In this anxious and isolating time, video conferencing has emerged as a stand-in for just about every interaction that would normally happen face-to-face or be handled with a quick email. With so many interactions moved to virtual platforms, the general public is now starting to understand what researchers have long known: virtual interactions can be extremely hard on the brain, leaving you feeling exhausted.

‘Zoom’ has become a shorthand way to describe this new ecosystem of virtual conferencing, and over the past few weeks, mentions of “Zoom fatigue” have popped up more and more on social media, and Google searches for the phrase have increased steadily since early March. What is it, exactly, that is so draining about interacting with a grid of faces on video chat? Regular users and experts in communication and psychology point to a number of factors: the body language and other cues that we expect when looking at another person’s face, the way we monitor our own appearance mirrored back to us, the stimulation of staring into faces at close range on a screen, or the inability to take a break, move, or change our surroundings.

Video calling requires more focus than does a face-to-face interaction. Video chats require us to work harder to process non-verbal cues like facial expressions, body language, and the tone and pitch of voice. Paying more attention to these factors consumes a significant amount of energy. On a video call, because we are all in different places, if we turn to look out the window, we worry it might appear as if we’re not paying attention. Not to mention, most of us are also staring at a small window of ourselves, making us hyper-aware of every expression and how it might be interpreted.  Without the visual breaks we need to refocus, our brains grow tired.

In part, it’s because we are forced to focus more intently on conversations in order to absorb information. Think of it this way: when you are sitting in a conference room, you can rely on whispered side exchanges to catch you up if you get distracted or answer quick, clarifying questions. During a video call, however, it’s impossible to do this unless you use the private chat feature or awkwardly try to find a moment to unmute and ask a colleague to repeat themselves.

We’re also continuously finding new courteous ways to ask our loved ones not to disturb us or tuning them out as they crawl across the floor to grab their phone off the table.  This is especially challenging for those with small children and who don’t have a private space in which to work.

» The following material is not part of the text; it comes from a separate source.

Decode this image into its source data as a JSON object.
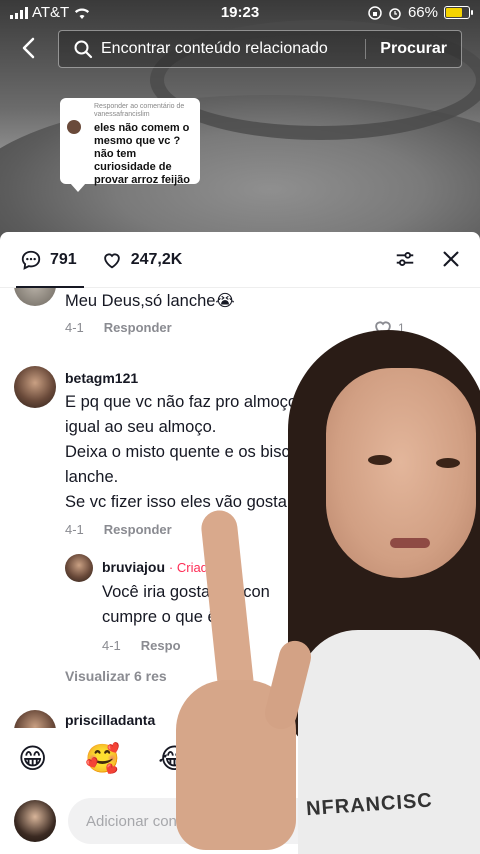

The whole experience of a video conference feels like a prolonged bout of directly staring at other people staring back at us. That’s draining.  Which is why it’s not what actually happens when we meet in person, where we only occasionally look right at one another or make prolonged eye contact.  Zoom, or other virtual conferencing platforms, is wearing a lot of us down and as this period of enforced online work and socializing drags on, we’re all going to have to learn how to conserve our physical and psychological energy better.